▶ [What is being asked]: Each line in the entries below that contains the word "Detection" counts once. Report how many there are and nothing more.

▶ [Items from a data source]:
┌──

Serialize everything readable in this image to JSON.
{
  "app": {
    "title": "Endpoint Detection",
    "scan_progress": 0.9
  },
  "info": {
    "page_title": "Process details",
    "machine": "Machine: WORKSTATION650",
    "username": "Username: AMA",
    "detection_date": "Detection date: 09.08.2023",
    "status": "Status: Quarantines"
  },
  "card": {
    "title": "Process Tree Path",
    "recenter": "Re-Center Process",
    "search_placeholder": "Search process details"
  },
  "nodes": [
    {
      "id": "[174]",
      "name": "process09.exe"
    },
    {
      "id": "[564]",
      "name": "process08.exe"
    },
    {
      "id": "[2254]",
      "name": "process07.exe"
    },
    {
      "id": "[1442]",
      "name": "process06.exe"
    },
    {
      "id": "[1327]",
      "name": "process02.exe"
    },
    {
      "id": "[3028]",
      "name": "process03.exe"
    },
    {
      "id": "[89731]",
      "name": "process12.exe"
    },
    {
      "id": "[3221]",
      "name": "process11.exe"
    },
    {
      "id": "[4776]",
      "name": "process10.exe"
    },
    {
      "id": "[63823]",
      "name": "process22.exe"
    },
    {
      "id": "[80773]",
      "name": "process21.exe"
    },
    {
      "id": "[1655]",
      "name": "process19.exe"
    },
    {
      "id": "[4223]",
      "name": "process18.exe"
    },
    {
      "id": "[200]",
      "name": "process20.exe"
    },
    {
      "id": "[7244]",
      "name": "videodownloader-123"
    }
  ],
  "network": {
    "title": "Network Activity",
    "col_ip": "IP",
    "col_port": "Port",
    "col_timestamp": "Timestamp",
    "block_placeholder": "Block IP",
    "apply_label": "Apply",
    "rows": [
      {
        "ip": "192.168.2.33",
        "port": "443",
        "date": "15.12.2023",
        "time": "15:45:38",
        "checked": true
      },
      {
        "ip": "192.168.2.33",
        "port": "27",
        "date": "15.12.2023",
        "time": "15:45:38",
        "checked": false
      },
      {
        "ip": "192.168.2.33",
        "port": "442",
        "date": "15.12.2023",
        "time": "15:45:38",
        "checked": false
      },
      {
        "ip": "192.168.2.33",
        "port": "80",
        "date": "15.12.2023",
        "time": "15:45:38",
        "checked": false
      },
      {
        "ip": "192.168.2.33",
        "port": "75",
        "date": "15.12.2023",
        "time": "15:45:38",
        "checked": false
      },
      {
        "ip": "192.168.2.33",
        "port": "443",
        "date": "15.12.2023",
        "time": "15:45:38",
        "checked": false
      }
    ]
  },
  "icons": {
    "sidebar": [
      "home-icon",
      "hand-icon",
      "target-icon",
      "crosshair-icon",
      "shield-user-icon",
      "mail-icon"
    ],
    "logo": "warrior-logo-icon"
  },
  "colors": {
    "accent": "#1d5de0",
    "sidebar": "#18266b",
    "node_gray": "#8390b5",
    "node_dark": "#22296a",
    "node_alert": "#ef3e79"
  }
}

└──

▶ [Answer for the task]: 2